• _Exercise_:
Reproduce the data that follows in its entirety, character for character.

• _Data_:
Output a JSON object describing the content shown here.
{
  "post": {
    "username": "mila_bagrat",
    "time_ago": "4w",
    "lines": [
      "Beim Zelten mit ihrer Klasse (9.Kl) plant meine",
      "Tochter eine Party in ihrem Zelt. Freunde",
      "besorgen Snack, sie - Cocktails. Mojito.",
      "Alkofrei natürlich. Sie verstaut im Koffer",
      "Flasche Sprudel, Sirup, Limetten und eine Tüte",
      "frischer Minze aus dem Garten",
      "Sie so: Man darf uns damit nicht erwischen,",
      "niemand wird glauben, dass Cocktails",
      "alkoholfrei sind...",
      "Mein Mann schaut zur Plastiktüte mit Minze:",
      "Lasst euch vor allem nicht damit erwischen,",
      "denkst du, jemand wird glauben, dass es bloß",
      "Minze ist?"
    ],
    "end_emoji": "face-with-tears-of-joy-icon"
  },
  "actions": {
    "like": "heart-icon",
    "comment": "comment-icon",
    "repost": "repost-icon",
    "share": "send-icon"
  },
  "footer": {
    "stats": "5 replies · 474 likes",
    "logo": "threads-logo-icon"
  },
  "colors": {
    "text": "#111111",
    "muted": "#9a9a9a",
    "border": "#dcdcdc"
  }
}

• _Exercise output_:
Output a JSON object describing the content shown here.
{
  "post": {
    "username": "mila_bagrat",
    "time_ago": "4w",
    "lines": [
      "Beim Zelten mit ihrer Klasse (9.Kl) plant meine",
      "Tochter eine Party in ihrem Zelt. Freunde",
      "besorgen Snack, sie - Cocktails. Mojito.",
      "Alkofrei natürlich. Sie verstaut im Koffer",
      "Flasche Sprudel, Sirup, Limetten und eine Tüte",
      "frischer Minze aus dem Garten",
      "Sie so: Man darf uns damit nicht erwischen,",
      "niemand wird glauben, dass Cocktails",
      "alkoholfrei sind...",
      "Mein Mann schaut zur Plastiktüte mit Minze:",
      "Lasst euch vor allem nicht damit erwischen,",
      "denkst du, jemand wird glauben, dass es bloß",
      "Minze ist?"
    ],
    "end_emoji": "face-with-tears-of-joy-icon"
  },
  "actions": {
    "like": "heart-icon",
    "comment": "comment-icon",
    "repost": "repost-icon",
    "share": "send-icon"
  },
  "footer": {
    "stats": "5 replies · 474 likes",
    "logo": "threads-logo-icon"
  },
  "colors": {
    "text": "#111111",
    "muted": "#9a9a9a",
    "border": "#dcdcdc"
  }
}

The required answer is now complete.